She said she continues to be excited about not only the quality of health care in Huntsville, but also the passion residents, volunteers, hospital staff and physicians have for Huntsville District Memorial Hospital.
As an example, she said, each of the foundation’s 13-member board is a hospital donor.
But she said the foundation has a difficult-to-reach annual stretch fundraising goal of $3 million. Last year, the foundation raised roughly $2 million.
Craine said the past year was difficult for non-profit charities across the country, not just in Huntsville, as hard economic times tightened donors’ purse strings.
As the foundation’s fundraising efforts shift into its new fiscal year, it continues to raise funds toward its commitment to the new CT scan suite at the hospital, as well electronic health record and pharmacy automation transitions. And those items are on top of a growing list of capital needs that include items such as beds and stretchers.

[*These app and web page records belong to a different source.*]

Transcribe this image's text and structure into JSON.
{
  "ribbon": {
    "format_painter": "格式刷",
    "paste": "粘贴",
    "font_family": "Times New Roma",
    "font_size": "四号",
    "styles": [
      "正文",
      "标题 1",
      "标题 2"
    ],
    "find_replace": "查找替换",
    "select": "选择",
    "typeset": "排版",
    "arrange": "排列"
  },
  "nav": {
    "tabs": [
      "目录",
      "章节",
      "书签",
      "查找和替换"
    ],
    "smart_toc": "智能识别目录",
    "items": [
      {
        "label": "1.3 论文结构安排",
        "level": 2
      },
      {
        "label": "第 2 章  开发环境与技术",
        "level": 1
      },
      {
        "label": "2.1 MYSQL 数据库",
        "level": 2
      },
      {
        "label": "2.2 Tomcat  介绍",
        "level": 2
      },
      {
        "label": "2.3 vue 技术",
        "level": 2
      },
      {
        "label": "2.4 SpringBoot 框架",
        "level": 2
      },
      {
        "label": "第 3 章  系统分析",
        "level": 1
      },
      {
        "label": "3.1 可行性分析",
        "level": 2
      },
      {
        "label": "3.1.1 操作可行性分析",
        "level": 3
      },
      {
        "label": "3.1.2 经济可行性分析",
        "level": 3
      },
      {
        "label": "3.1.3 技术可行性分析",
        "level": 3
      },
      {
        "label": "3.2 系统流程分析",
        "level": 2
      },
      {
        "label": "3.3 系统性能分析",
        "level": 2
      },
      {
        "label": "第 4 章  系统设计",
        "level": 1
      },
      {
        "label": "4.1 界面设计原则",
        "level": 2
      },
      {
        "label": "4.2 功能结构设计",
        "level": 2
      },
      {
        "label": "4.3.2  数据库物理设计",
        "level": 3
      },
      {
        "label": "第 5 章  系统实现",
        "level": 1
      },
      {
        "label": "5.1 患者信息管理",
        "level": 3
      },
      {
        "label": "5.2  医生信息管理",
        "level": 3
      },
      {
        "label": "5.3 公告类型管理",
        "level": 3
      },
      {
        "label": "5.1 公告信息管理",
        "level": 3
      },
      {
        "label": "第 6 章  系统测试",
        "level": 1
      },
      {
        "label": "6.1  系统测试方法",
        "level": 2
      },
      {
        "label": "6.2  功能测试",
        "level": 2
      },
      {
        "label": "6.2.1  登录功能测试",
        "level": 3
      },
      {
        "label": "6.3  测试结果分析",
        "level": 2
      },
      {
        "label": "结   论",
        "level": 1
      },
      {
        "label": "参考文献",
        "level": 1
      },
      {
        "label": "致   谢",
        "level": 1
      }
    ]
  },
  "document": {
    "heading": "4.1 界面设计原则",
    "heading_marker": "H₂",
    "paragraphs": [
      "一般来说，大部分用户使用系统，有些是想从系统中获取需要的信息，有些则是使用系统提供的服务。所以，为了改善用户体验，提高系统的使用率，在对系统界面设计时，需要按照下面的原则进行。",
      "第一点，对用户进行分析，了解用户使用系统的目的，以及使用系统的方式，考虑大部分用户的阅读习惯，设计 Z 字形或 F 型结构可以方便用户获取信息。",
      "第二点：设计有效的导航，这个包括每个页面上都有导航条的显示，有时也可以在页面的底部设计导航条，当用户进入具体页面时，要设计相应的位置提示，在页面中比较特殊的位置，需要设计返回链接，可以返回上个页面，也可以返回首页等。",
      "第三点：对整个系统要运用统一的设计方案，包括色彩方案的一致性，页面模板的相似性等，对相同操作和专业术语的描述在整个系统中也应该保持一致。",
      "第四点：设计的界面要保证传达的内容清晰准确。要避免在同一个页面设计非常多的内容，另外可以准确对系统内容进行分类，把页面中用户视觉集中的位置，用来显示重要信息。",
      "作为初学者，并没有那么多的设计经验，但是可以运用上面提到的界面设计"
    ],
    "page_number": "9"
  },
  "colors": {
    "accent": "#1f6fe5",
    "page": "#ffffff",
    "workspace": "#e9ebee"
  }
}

The hospital also funds renovations.
“The hospital is not getting any bigger and we have to work within the space we have,” said Craine.
And those renovations, she said, often include aspects of which the general public may be unaware, such as having to line a procedure room with lead.

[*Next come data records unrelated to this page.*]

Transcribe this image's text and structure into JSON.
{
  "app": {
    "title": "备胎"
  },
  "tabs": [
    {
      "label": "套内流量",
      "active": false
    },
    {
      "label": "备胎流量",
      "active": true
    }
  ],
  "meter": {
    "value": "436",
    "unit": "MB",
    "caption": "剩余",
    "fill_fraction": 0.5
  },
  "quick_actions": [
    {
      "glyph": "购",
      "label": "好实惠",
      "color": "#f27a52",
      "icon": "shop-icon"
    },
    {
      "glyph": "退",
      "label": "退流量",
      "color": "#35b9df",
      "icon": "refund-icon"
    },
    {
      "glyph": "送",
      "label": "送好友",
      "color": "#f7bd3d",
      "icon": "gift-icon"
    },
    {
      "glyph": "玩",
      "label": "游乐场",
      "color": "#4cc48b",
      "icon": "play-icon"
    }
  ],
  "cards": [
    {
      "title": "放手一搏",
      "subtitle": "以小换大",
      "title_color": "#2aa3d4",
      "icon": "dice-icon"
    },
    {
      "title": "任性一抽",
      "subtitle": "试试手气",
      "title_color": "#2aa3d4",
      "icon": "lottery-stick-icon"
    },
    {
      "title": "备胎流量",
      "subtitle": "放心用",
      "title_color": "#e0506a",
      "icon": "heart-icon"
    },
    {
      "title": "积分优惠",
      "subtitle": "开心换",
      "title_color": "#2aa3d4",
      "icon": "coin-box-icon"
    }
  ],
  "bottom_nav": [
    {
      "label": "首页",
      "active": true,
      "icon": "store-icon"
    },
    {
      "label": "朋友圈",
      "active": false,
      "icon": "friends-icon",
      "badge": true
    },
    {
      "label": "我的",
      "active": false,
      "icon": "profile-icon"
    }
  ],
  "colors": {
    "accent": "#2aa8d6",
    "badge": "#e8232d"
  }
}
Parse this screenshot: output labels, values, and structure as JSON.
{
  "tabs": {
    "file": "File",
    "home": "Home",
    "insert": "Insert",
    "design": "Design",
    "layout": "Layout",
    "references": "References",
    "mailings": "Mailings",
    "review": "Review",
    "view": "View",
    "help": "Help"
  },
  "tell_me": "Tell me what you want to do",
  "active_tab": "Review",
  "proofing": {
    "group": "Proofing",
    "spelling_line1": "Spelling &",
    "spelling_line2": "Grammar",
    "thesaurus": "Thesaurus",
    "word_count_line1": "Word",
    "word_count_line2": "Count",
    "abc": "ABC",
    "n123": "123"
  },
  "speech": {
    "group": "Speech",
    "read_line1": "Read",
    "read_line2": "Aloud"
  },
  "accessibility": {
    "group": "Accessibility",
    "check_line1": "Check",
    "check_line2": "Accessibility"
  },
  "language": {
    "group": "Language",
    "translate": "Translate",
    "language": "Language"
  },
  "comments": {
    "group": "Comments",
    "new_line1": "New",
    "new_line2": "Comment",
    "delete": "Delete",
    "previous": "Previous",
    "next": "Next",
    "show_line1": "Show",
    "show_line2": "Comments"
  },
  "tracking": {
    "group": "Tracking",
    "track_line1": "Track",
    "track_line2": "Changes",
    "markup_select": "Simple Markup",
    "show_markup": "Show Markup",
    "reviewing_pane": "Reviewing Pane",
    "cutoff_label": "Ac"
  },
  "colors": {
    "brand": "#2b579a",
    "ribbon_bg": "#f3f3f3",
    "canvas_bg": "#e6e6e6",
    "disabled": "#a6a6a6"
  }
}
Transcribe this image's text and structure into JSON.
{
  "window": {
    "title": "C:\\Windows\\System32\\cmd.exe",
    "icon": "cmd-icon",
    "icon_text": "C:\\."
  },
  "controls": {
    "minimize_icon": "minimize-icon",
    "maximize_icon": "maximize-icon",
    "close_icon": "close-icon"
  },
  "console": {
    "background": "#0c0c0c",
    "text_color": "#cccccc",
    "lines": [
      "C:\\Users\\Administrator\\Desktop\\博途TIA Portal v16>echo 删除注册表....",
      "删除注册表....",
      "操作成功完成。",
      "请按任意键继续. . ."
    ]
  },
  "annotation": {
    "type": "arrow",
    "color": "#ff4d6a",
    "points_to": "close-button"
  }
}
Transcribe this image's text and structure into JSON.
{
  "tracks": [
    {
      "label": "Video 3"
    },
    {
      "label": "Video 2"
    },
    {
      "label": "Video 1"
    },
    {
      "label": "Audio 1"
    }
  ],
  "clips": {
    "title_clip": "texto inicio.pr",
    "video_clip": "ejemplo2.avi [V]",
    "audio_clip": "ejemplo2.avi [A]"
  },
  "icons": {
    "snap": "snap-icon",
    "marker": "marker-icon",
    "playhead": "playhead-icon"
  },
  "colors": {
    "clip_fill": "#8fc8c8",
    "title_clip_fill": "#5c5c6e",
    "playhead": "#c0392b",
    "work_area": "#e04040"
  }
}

Purchases of, or enhancements to, hospital equipment and infrastructure, she said, not only help serve patients better, but also support physician recruitment. Doctors, she said, want to work in a competitive environment and often do not know how to use outdated equipment.
One of the ways the foundation aims to raise funds for these projects is through its now one-year-old Business Cares initiative, which asks businesses to partner with the foundation by donating $25,000 over five years to the hospital. As of May 18, the initiative had 32 business partners.
But one of the toughest challenges, according to Craine, is increasing donations from cottagers and visitors. She noted seasonal residents often give generously to the hospital serving their primary residences, but they sometimes overlook the one serving their secondary residences.
As a result, the foundation plans to launch a new Cottagers Care initiative.
“We can’t criticize our cottagers for not giving, if we don’t ask them,” said Craine.
A new summer ambassador program will also have students visiting summer events to promote the foundation and its goals to seasonal residents and visitors.
Craine encouraged everyone to follow the foundation on social media, including Instagram, and to share their hospital stories with the foundation.
“I hope we don’t see you at the hospital, but if we do, know that you are in good hands,” she added.